**What is required**
Lines containing the word "体育馆墙板" in the data below: say how many, with no other text.

[Collected data entries]
============

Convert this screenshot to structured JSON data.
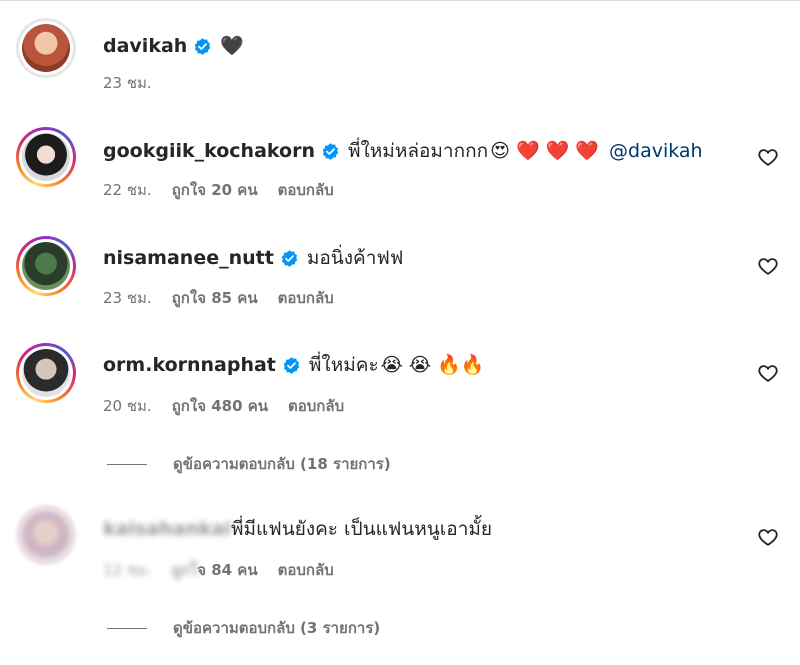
{
  "post": {
    "username": "davikah",
    "caption_emoji": "🖤",
    "time": "23 ชม."
  },
  "comments": [
    {
      "username": "gookgiik_kochakorn",
      "text": "พี่ใหม่หล่อมากกก",
      "emojis": "😍 ❤️ ❤️ ❤️",
      "mention": "@davikah",
      "time": "22 ชม.",
      "likes": "ถูกใจ 20 คน",
      "reply": "ตอบกลับ"
    },
    {
      "username": "nisamanee_nutt",
      "text": "มอนิ่งค้าฟฟ",
      "time": "23 ชม.",
      "likes": "ถูกใจ 85 คน",
      "reply": "ตอบกลับ"
    },
    {
      "username": "orm.kornnaphat",
      "text": "พี่ใหม่คะ",
      "emojis": "😭 😭 🔥🔥",
      "time": "20 ชม.",
      "likes": "ถูกใจ 480 คน",
      "reply": "ตอบกลับ",
      "view_replies": "ดูข้อความตอบกลับ (18 รายการ)"
    },
    {
      "username": "kaisahankai",
      "text": "พี่มีแฟนยังคะ เป็นแฟนหนูเอามั้ย",
      "time": "12 ชม.",
      "likes_prefix": "ถูกใ",
      "likes": "จ 84 คน",
      "reply": "ตอบกลับ",
      "view_replies": "ดูข้อความตอบกลับ (3 รายการ)"
    }
  ],
  "icons": {
    "verified": "verified-badge-icon",
    "like": "heart-outline-icon"
  },
  "colors": {
    "verified": "#0095f6",
    "mention": "#00376b",
    "secondary_text": "#737373"
  }
}
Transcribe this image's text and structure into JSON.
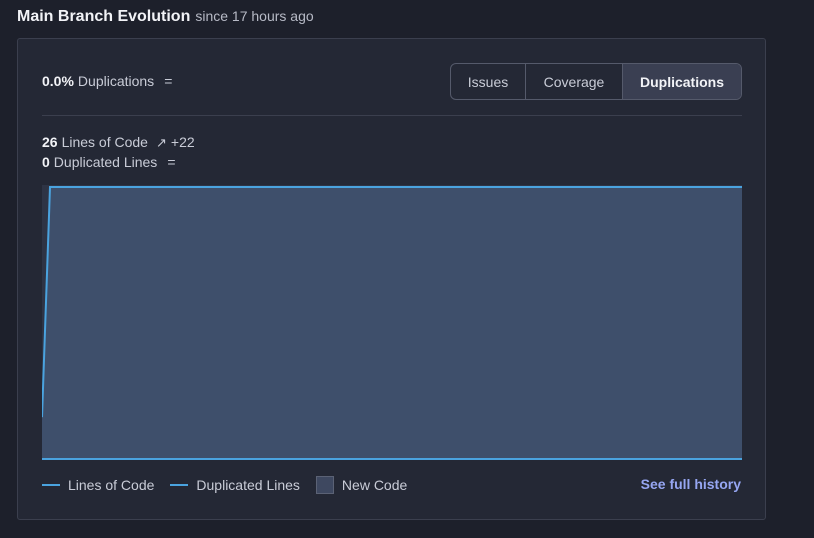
{
  "header": {
    "title": "Main Branch Evolution",
    "since": "since 17 hours ago"
  },
  "metric": {
    "value": "0.0%",
    "label": "Duplications",
    "trend": "="
  },
  "tabs": [
    {
      "label": "Issues",
      "selected": false
    },
    {
      "label": "Coverage",
      "selected": false
    },
    {
      "label": "Duplications",
      "selected": true
    }
  ],
  "stats": {
    "loc_value": "26",
    "loc_label": "Lines of Code",
    "loc_delta": "+22",
    "dup_value": "0",
    "dup_label": "Duplicated Lines",
    "dup_trend": "="
  },
  "chart_data": {
    "type": "area",
    "x": [
      0,
      1,
      2,
      3
    ],
    "series": [
      {
        "name": "Lines of Code",
        "values": [
          4,
          26,
          26,
          26
        ],
        "color": "#4aa3df"
      },
      {
        "name": "Duplicated Lines",
        "values": [
          0,
          0,
          0,
          0
        ],
        "color": "#4aa3df"
      }
    ],
    "new_code_period": true,
    "ylim": [
      0,
      26
    ],
    "grid": false
  },
  "legend": {
    "items": [
      {
        "label": "Lines of Code",
        "type": "line",
        "color": "#4aa3df"
      },
      {
        "label": "Duplicated Lines",
        "type": "line",
        "color": "#4aa3df"
      },
      {
        "label": "New Code",
        "type": "swatch",
        "color": "#3e4860"
      }
    ]
  },
  "links": {
    "history": "See full history"
  },
  "colors": {
    "accent": "#96a6f2",
    "background": "#1d202b",
    "card": "#242835",
    "area": "#3e4f6b"
  }
}
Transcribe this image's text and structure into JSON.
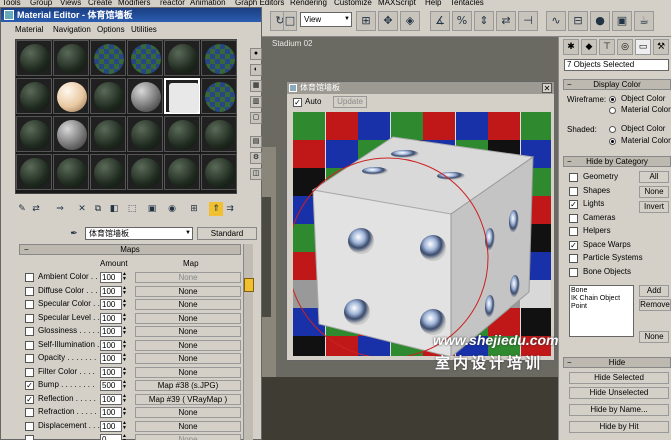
{
  "menubar": [
    "Tools",
    "Group",
    "Views",
    "Create",
    "Modifiers",
    "reactor",
    "Animation",
    "Graph Editors",
    "Rendering",
    "Customize",
    "MAXScript",
    "Help",
    "Tentacles"
  ],
  "toolbar": {
    "view_select": "View"
  },
  "viewport": {
    "label": "Stadium 02"
  },
  "material_editor": {
    "title": "Material Editor - 体育馆墙板",
    "menu": [
      "Material",
      "Navigation",
      "Options",
      "Utilities"
    ],
    "material_name": "体育馆墙板",
    "material_type": "Standard",
    "maps_title": "Maps",
    "col_amount": "Amount",
    "col_map": "Map",
    "maps": [
      {
        "label": "Ambient Color . . . .",
        "checked": false,
        "amount": "100",
        "map": "None",
        "dim": true
      },
      {
        "label": "Diffuse Color . . . .",
        "checked": false,
        "amount": "100",
        "map": "None",
        "dim": false
      },
      {
        "label": "Specular Color . .",
        "checked": false,
        "amount": "100",
        "map": "None",
        "dim": false
      },
      {
        "label": "Specular Level . .",
        "checked": false,
        "amount": "100",
        "map": "None",
        "dim": false
      },
      {
        "label": "Glossiness . . . . .",
        "checked": false,
        "amount": "100",
        "map": "None",
        "dim": false
      },
      {
        "label": "Self-Illumination . .",
        "checked": false,
        "amount": "100",
        "map": "None",
        "dim": false
      },
      {
        "label": "Opacity . . . . . . .",
        "checked": false,
        "amount": "100",
        "map": "None",
        "dim": false
      },
      {
        "label": "Filter Color . . . .",
        "checked": false,
        "amount": "100",
        "map": "None",
        "dim": false
      },
      {
        "label": "Bump . . . . . . . .",
        "checked": true,
        "amount": "500",
        "map": "Map #38 (s.JPG)",
        "dim": false
      },
      {
        "label": "Reflection . . . . .",
        "checked": true,
        "amount": "100",
        "map": "Map #39  ( VRayMap )",
        "dim": false
      },
      {
        "label": "Refraction . . . . .",
        "checked": false,
        "amount": "100",
        "map": "None",
        "dim": false
      },
      {
        "label": "Displacement . . .",
        "checked": false,
        "amount": "100",
        "map": "None",
        "dim": false
      },
      {
        "label": ". . . . . . . . . . .",
        "checked": false,
        "amount": "0",
        "map": "None",
        "dim": true
      }
    ]
  },
  "small_window": {
    "title": "体育馆墙板",
    "auto_label": "Auto",
    "update_label": "Update"
  },
  "watermark": {
    "url": "www.shejiedu.com",
    "cn": "室内设计培训"
  },
  "command_panel": {
    "selection": "7 Objects Selected",
    "display_color": "Display Color",
    "wireframe": "Wireframe:",
    "shaded": "Shaded:",
    "object_color": "Object Color",
    "material_color": "Material Color",
    "hide_by_category": "Hide by Category",
    "categories": [
      {
        "label": "Geometry",
        "checked": false
      },
      {
        "label": "Shapes",
        "checked": false
      },
      {
        "label": "Lights",
        "checked": true
      },
      {
        "label": "Cameras",
        "checked": false
      },
      {
        "label": "Helpers",
        "checked": false
      },
      {
        "label": "Space Warps",
        "checked": true
      },
      {
        "label": "Particle Systems",
        "checked": false
      },
      {
        "label": "Bone Objects",
        "checked": false
      }
    ],
    "btn_all": "All",
    "btn_none": "None",
    "btn_invert": "Invert",
    "list_items": [
      "Bone",
      "IK Chain Object",
      "Point"
    ],
    "btn_add": "Add",
    "btn_remove": "Remove",
    "btn_none2": "None",
    "hide": "Hide",
    "hide_selected": "Hide Selected",
    "hide_unselected": "Hide Unselected",
    "hide_by_name": "Hide by Name...",
    "hide_by_hit": "Hide by Hit"
  },
  "colors": {
    "title_blue": "#1a3f82",
    "bg": "#d4d0c8",
    "ring_red": "#cc2222"
  }
}
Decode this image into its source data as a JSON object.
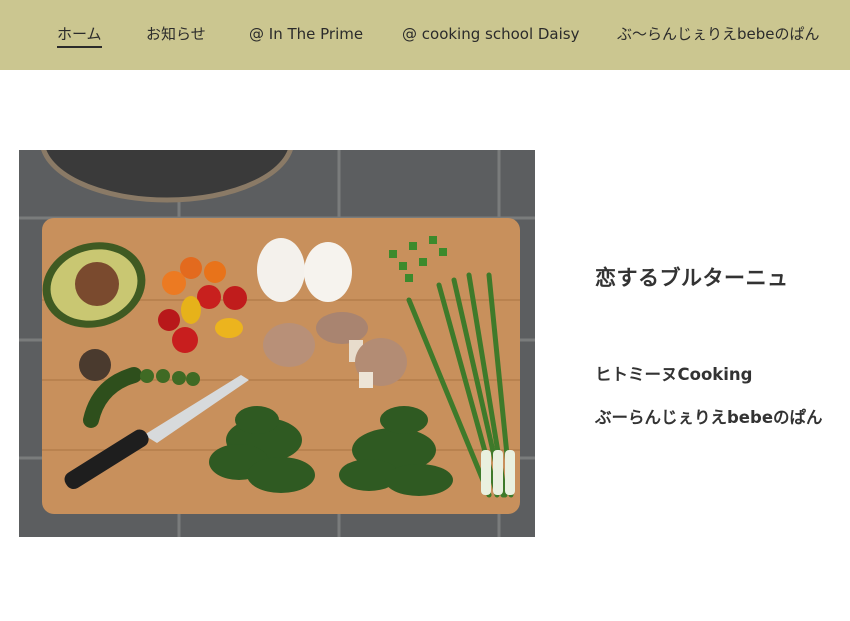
{
  "nav": {
    "items": [
      {
        "label": "ホーム",
        "active": true
      },
      {
        "label": "お知らせ",
        "active": false
      },
      {
        "label": "@ In The Prime",
        "active": false
      },
      {
        "label": "@ cooking school Daisy",
        "active": false
      },
      {
        "label": "ぶ〜らんじぇりえbebeのぱん",
        "active": false
      }
    ]
  },
  "colors": {
    "nav_bg": "#cbc690",
    "text": "#333333"
  },
  "hero_image": {
    "subject": "cutting board with avocado, tomatoes, eggs, mushrooms, spinach, green onions and a knife"
  },
  "side": {
    "title": "恋するブルターニュ",
    "links": [
      {
        "label": "ヒトミーヌCooking"
      },
      {
        "label": "ぶーらんじぇりえbebeのぱん"
      }
    ]
  }
}
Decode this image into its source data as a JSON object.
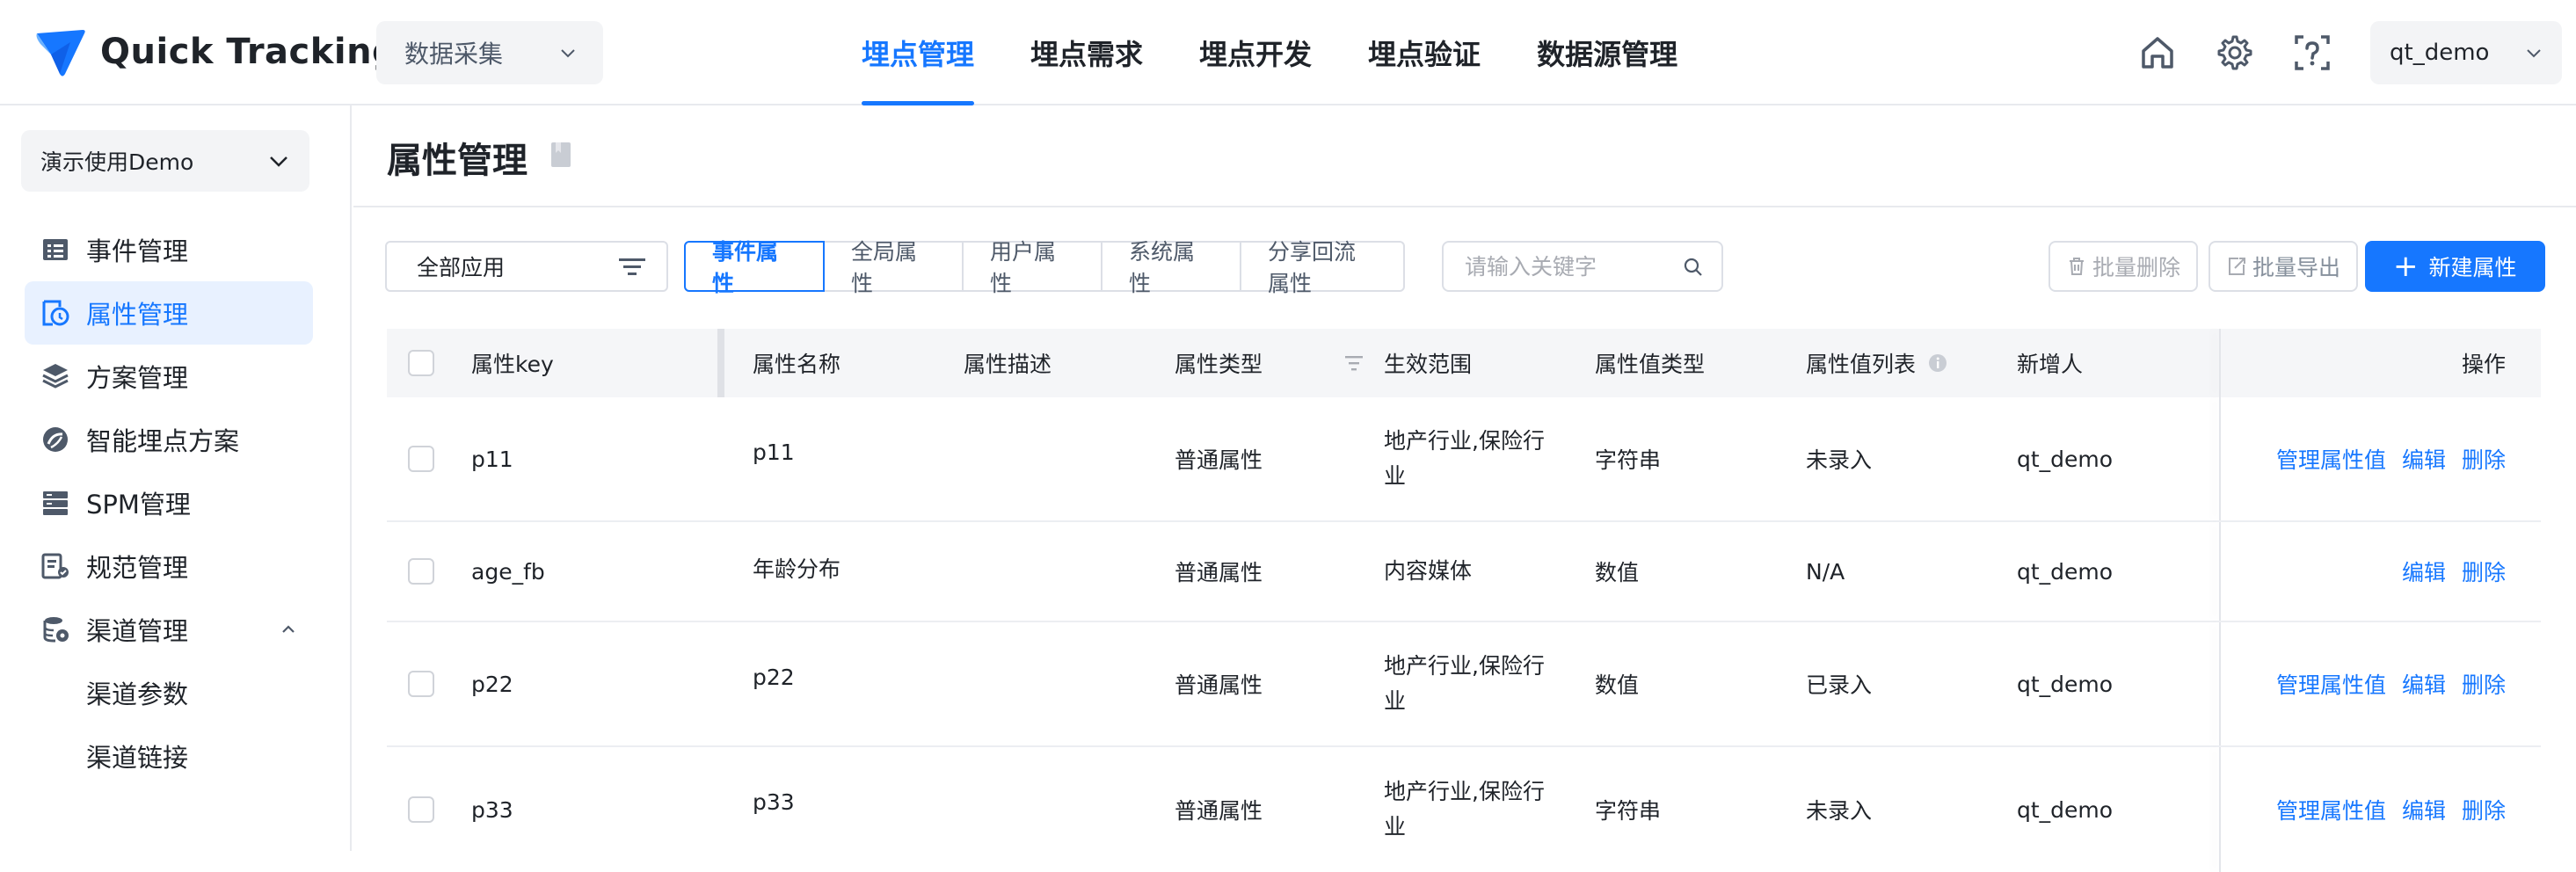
{
  "brand": {
    "name": "Quick Tracking"
  },
  "header": {
    "app_select": "数据采集",
    "nav": [
      "埋点管理",
      "埋点需求",
      "埋点开发",
      "埋点验证",
      "数据源管理"
    ],
    "active_nav": 0,
    "user": "qt_demo",
    "icons": [
      "home-icon",
      "gear-icon",
      "help-icon"
    ]
  },
  "sidebar": {
    "project": "演示使用Demo",
    "items": [
      {
        "label": "事件管理",
        "icon": "event-list-icon"
      },
      {
        "label": "属性管理",
        "icon": "property-icon",
        "active": true
      },
      {
        "label": "方案管理",
        "icon": "layers-icon"
      },
      {
        "label": "智能埋点方案",
        "icon": "smart-icon"
      },
      {
        "label": "SPM管理",
        "icon": "server-icon"
      },
      {
        "label": "规范管理",
        "icon": "spec-icon"
      },
      {
        "label": "渠道管理",
        "icon": "channel-icon",
        "expanded": true
      }
    ],
    "sub_items": [
      "渠道参数",
      "渠道链接"
    ]
  },
  "page": {
    "title": "属性管理"
  },
  "toolbar": {
    "app_filter": "全部应用",
    "tabs": [
      "事件属性",
      "全局属性",
      "用户属性",
      "系统属性",
      "分享回流属性"
    ],
    "active_tab": 0,
    "search_placeholder": "请输入关键字",
    "batch_delete": "批量删除",
    "batch_export": "批量导出",
    "new_property": "新建属性"
  },
  "table": {
    "headers": {
      "key": "属性key",
      "name": "属性名称",
      "desc": "属性描述",
      "type": "属性类型",
      "scope": "生效范围",
      "value_type": "属性值类型",
      "value_list": "属性值列表",
      "creator": "新增人",
      "ops": "操作"
    },
    "ops_labels": {
      "manage": "管理属性值",
      "edit": "编辑",
      "delete": "删除"
    },
    "rows": [
      {
        "key": "p11",
        "name": "p11",
        "desc": "",
        "type": "普通属性",
        "scope": "地产行业,保险行业",
        "value_type": "字符串",
        "value_list": "未录入",
        "creator": "qt_demo",
        "manage": true
      },
      {
        "key": "age_fb",
        "name": "年龄分布",
        "desc": "",
        "type": "普通属性",
        "scope": "内容媒体",
        "value_type": "数值",
        "value_list": "N/A",
        "creator": "qt_demo",
        "manage": false
      },
      {
        "key": "p22",
        "name": "p22",
        "desc": "",
        "type": "普通属性",
        "scope": "地产行业,保险行业",
        "value_type": "数值",
        "value_list": "已录入",
        "creator": "qt_demo",
        "manage": true
      },
      {
        "key": "p33",
        "name": "p33",
        "desc": "",
        "type": "普通属性",
        "scope": "地产行业,保险行业",
        "value_type": "字符串",
        "value_list": "未录入",
        "creator": "qt_demo",
        "manage": true
      }
    ]
  }
}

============

**Output of the exercise**
3